30 years of going the extra mile: An interview with Medair pioneer, Dr Josiane Volkmar-André
2019 is a monumental year for Medair as we celebrate 30 years of service. In the months leading up to the anniversary, we are looking back at the beginnings to reflect on how far we’ve come and how many lives have been impacted, thanks to our family of supporters.
Here we sit down with Dr Josiane Volkmar-André from Chardonne (Switzerland), who started Medair together with her husband in 1989.
What motivated you to start Medair in 1989 with your husband?
I was an emergency doctor and my husband was a dentist and manager. We both worked in humanitarian contexts for a number of years, together and separately. I worked in a refugee camp in Thailand, in a children’s hospital in Cambodia, in integrating refugees from Southeast Asia in California, and then in Lebanon during the civil war. My husband had worked in a hospital in Chad during the civil war and famine.

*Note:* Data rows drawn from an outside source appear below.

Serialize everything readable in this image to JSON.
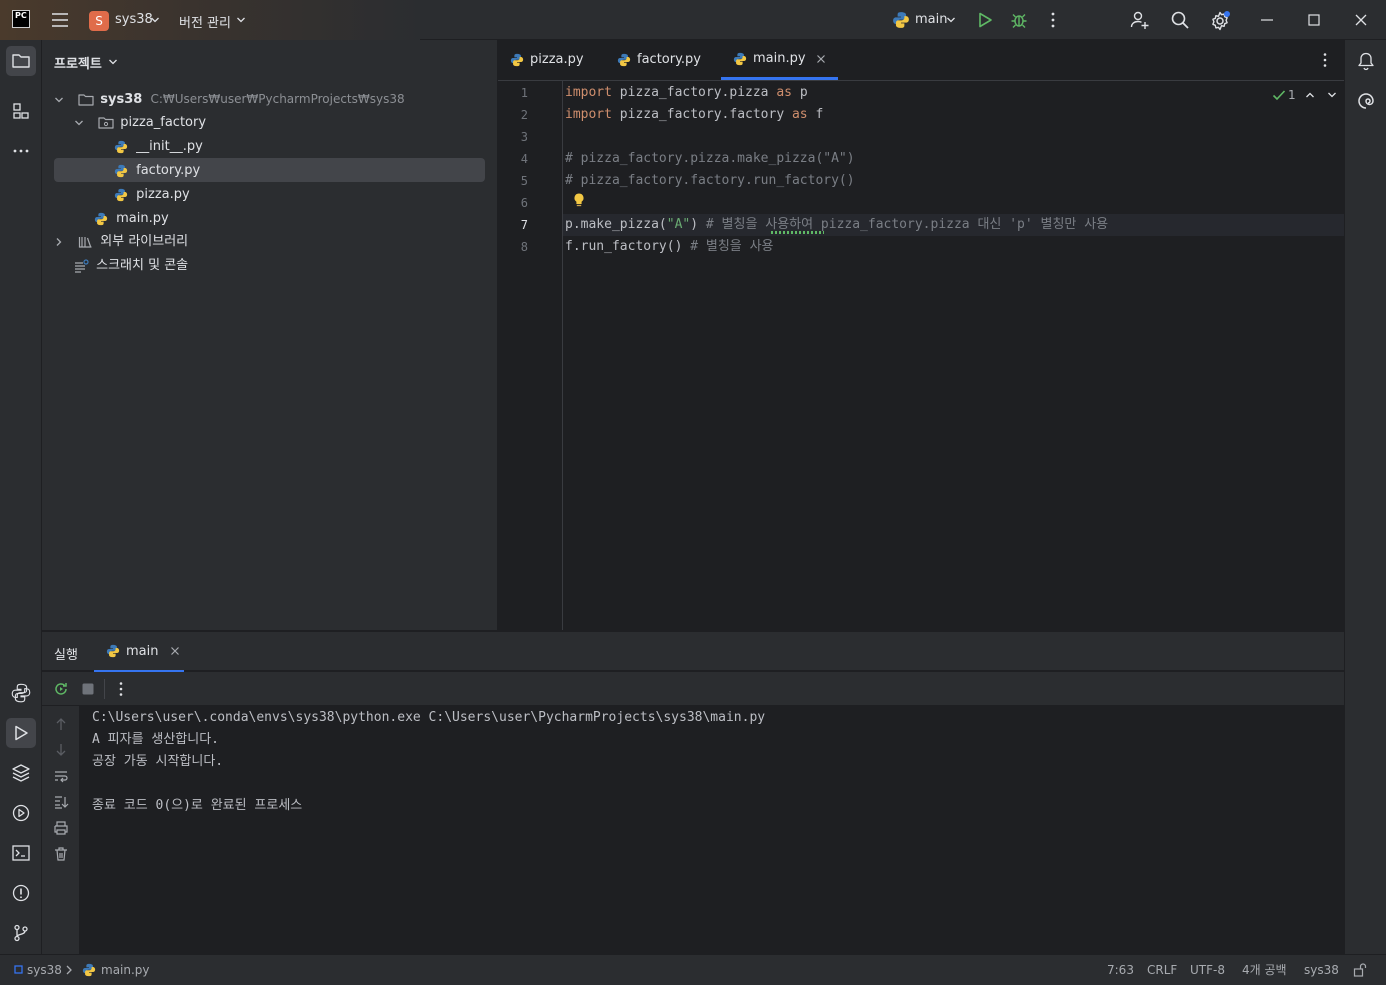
{
  "titlebar": {
    "logo": "PC",
    "project_badge": "S",
    "project_name": "sys38",
    "vcs_label": "버전 관리",
    "run_config": "main"
  },
  "project_panel": {
    "title": "프로젝트",
    "root_name": "sys38",
    "root_path": "C:₩Users₩user₩PycharmProjects₩sys38",
    "items": [
      {
        "label": "pizza_factory"
      },
      {
        "label": "__init__.py"
      },
      {
        "label": "factory.py"
      },
      {
        "label": "pizza.py"
      },
      {
        "label": "main.py"
      },
      {
        "label": "외부 라이브러리"
      },
      {
        "label": "스크래치 및 콘솔"
      }
    ]
  },
  "editor": {
    "tabs": [
      {
        "label": "pizza.py"
      },
      {
        "label": "factory.py"
      },
      {
        "label": "main.py"
      }
    ],
    "inspection_count": "1",
    "line_numbers": [
      "1",
      "2",
      "3",
      "4",
      "5",
      "6",
      "7",
      "8"
    ],
    "lines": {
      "l1_kw": "import",
      "l1_mod": " pizza_factory.pizza ",
      "l1_as": "as",
      "l1_alias": " p",
      "l2_kw": "import",
      "l2_mod": " pizza_factory.factory ",
      "l2_as": "as",
      "l2_alias": " f",
      "l4": "# pizza_factory.pizza.make_pizza(\"A\")",
      "l5": "# pizza_factory.factory.run_factory()",
      "l7_code_a": "p.make_pizza(",
      "l7_str": "\"A\"",
      "l7_code_b": ") ",
      "l7_cm": "# 별칭을 사용하여 pizza_factory.pizza 대신 'p' 별칭만 사용",
      "l8_code": "f.run_factory() ",
      "l8_cm": "# 별칭을 사용"
    }
  },
  "run_panel": {
    "title": "실행",
    "tab": "main",
    "output": [
      "C:\\Users\\user\\.conda\\envs\\sys38\\python.exe C:\\Users\\user\\PycharmProjects\\sys38\\main.py",
      "A 피자를 생산합니다.",
      "공장 가동 시작합니다.",
      "",
      "종료 코드 0(으)로 완료된 프로세스"
    ]
  },
  "statusbar": {
    "breadcrumb_project": "sys38",
    "breadcrumb_file": "main.py",
    "position": "7:63",
    "line_ending": "CRLF",
    "encoding": "UTF-8",
    "indent": "4개 공백",
    "interpreter": "sys38"
  },
  "colors": {
    "accent": "#3574f0",
    "run_green": "#5fb865",
    "keyword": "#cf8e6d",
    "string": "#6aab73",
    "comment": "#7a7e85"
  }
}
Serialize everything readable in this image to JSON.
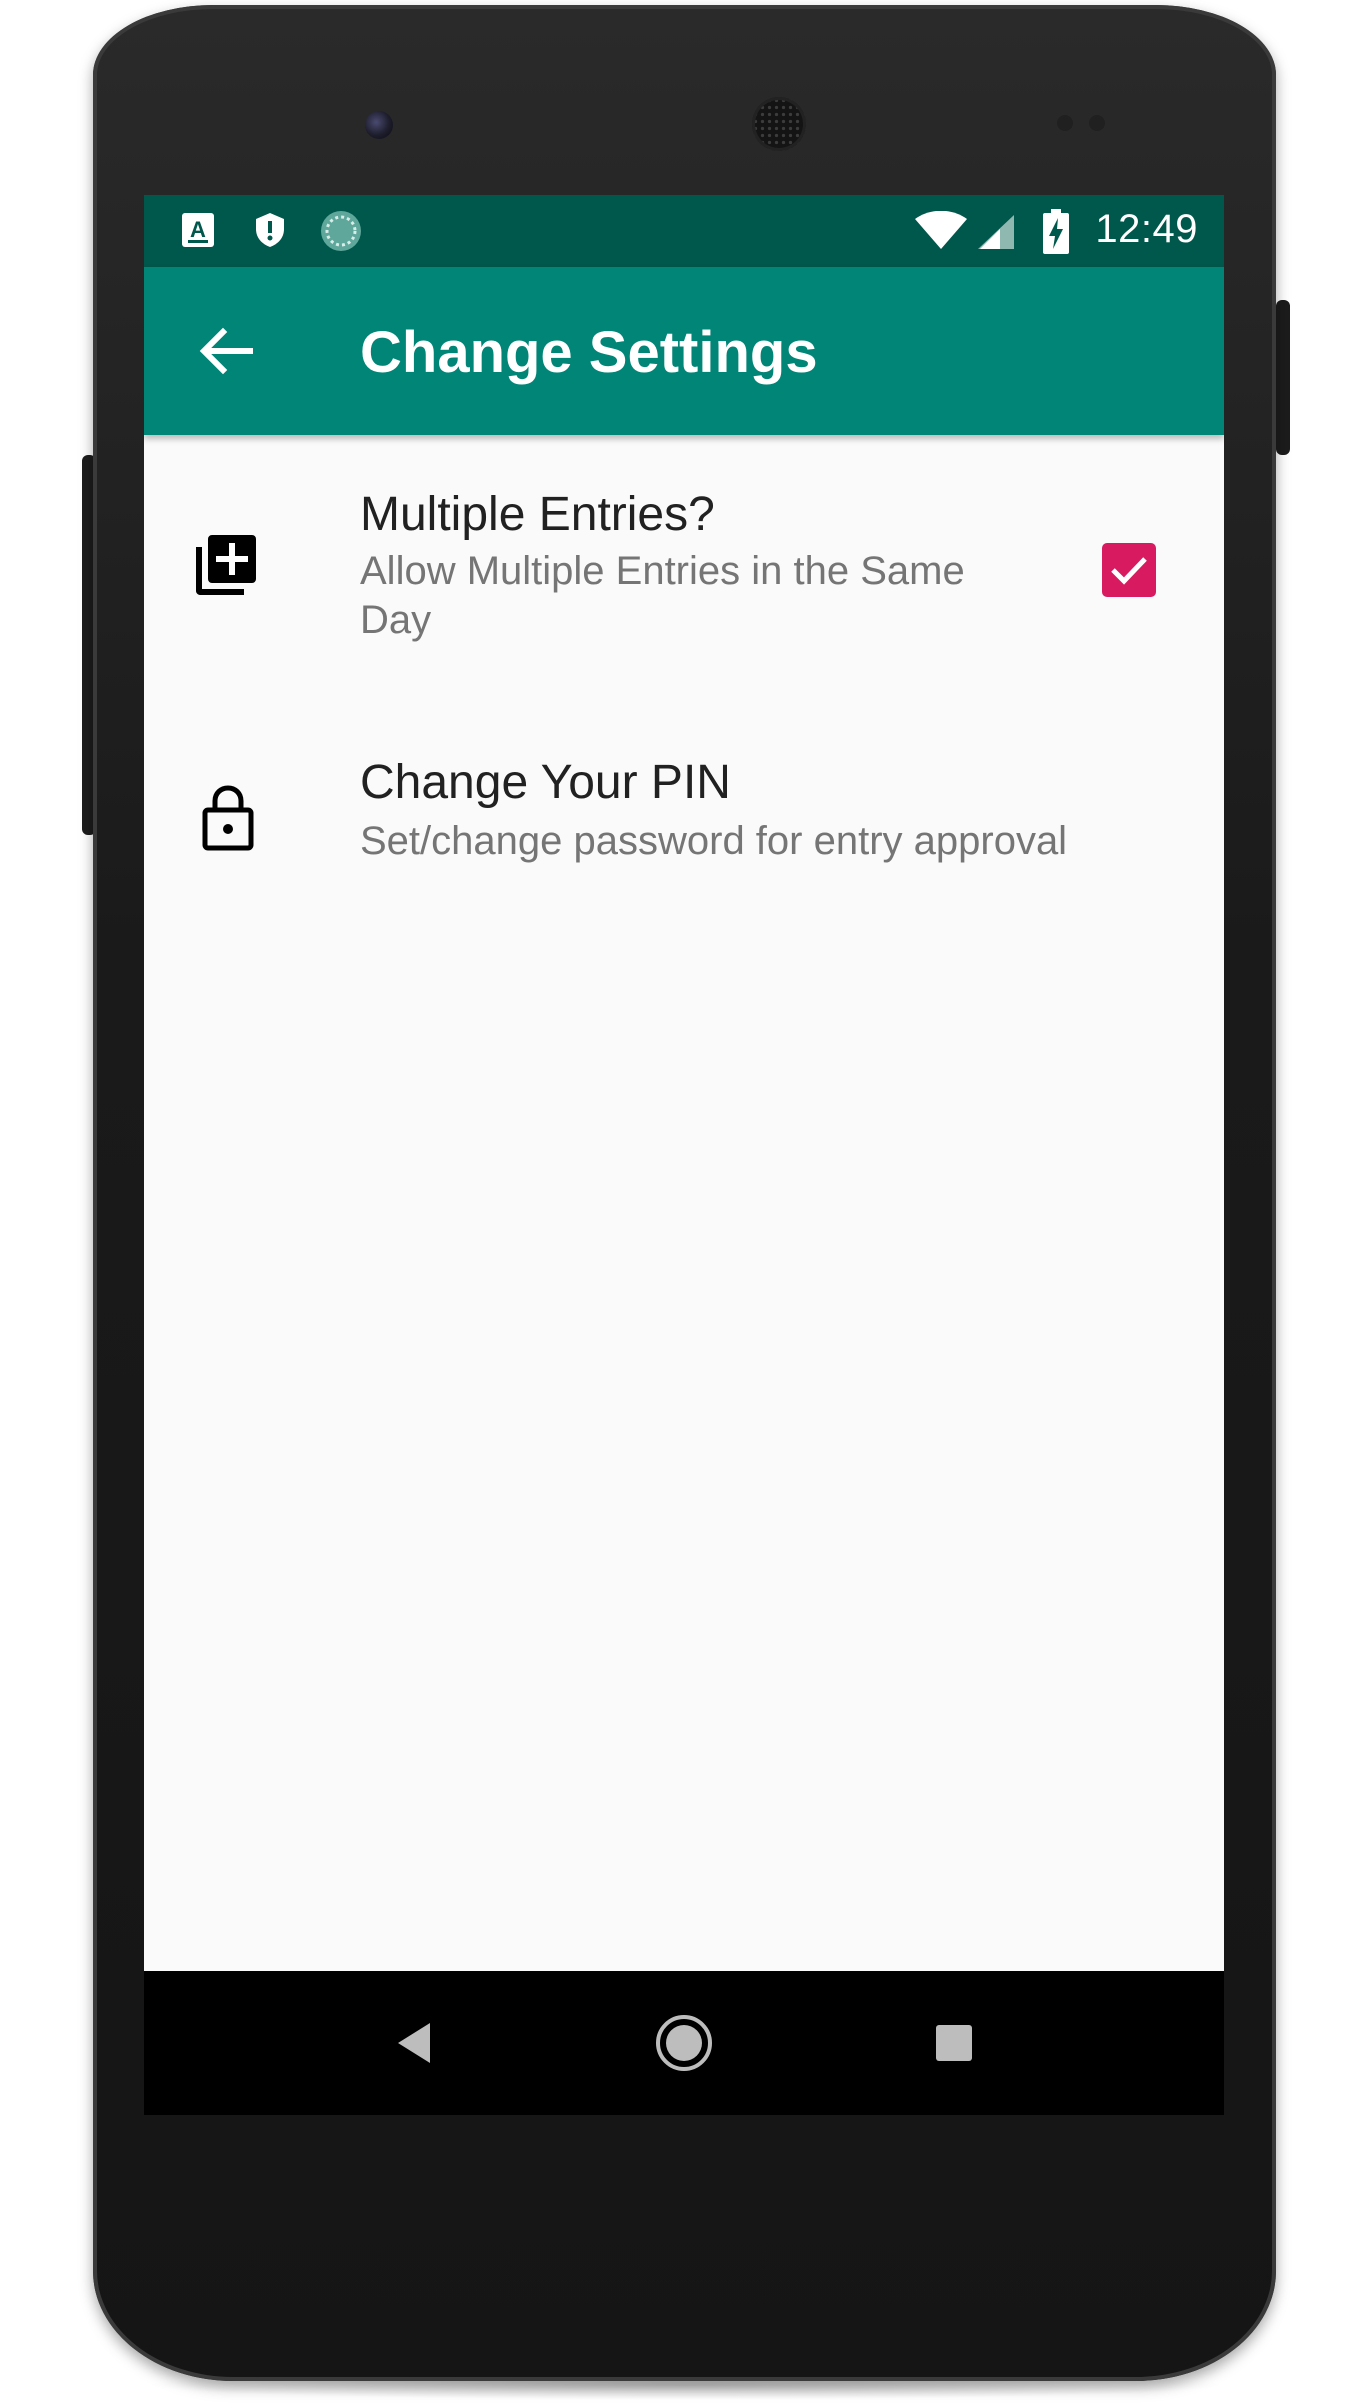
{
  "status_bar": {
    "time": "12:49",
    "icons": [
      "accessibility-a-icon",
      "shield-icon",
      "progress-circle-icon",
      "wifi-icon",
      "cell-signal-icon",
      "battery-charging-icon"
    ]
  },
  "app_bar": {
    "title": "Change Settings",
    "back_icon": "arrow-back-icon"
  },
  "preferences": [
    {
      "icon": "library-add-icon",
      "title": "Multiple Entries?",
      "summary": "Allow Multiple Entries in the Same Day",
      "checked": true
    },
    {
      "icon": "lock-icon",
      "title": "Change Your PIN",
      "summary": "Set/change password for entry approval"
    }
  ],
  "nav_bar": {
    "icons": [
      "back-triangle-icon",
      "home-circle-icon",
      "recents-square-icon"
    ]
  },
  "colors": {
    "status_bar": "#00574b",
    "app_bar": "#008577",
    "accent": "#d81b60",
    "background": "#fafafa"
  }
}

When we came back to Switzerland in late 1987, three organisations who knew us well on the ground—Mission Aviation Fellowship (MAF), MEDAF, and Youth With A Mission (YWAM)—proposed that we jointly launch a project devoted exclusively to responding to crises and disasters. They had the idea to name it Medair. The idea was exactly the same vision we had when we returned, so we agreed to start it.
What were the early days like?
After some intense discussions, we met in June 1988 to put the idea in writing and registered the Medair association. We didn’t waste much time before we launched into our first response, which was in northern Uganda in the Teso region amidst the civil war that was happening there at the time. We began providing emergency relief to communities with the financial support of MAF and YWAM, as well as many contacts in Europe—friends, families, churches, MEDAF, and the Swiss Confederation through the Swiss Agency for Development and Cooperation (SDC).
This first programme, being very successful and highly regarded by the Ugandan authorities and the three parent organisations, proved that we were moving in the right direction. Medair was registered in Switzerland in 1989.
What do you think is at the core of Medair’s mission, present from the beginning?
We were inspired to start Medair because of the teachings in the Bible that say, “I was hungry and you gave me food, thirsty and you gave me something to drink.” In that way, Medair has always sought to provide concrete help to people experiencing immense suffering—no matter their race, nationality, gender, or religious affiliation. We did this and continue to do this by carefully taking into account the details of the context, the affected people, and their communities’ unique needs.
Medair has also strived from the beginning to go to the hardest-to-reach places—places that are underserved by other organisations—to ensure that remote communities are not forgotten. Ultimately, it’s the care for people and the personalisation that continue to be at the heart of Medair’s mission today.
What is your view today on the organisation almost 30 years later?
I am proud of Medair because it has maintained its values and mission, even though it has grown to be 4 times larger than it was when we left at the end of 2003. Medair is recognised and appreciated as an emergency relief organisation in the countries where we work, as well as respected by private and institutional donors. That is a great place to be as an organisation.
What do you want for the next 30 years?
That Medair would continue to demonstrate a lot of kindness towards others, and for the organisation itself, that it would continue to grow and multiply to reach more people in need. Or as we say in French, bon vent.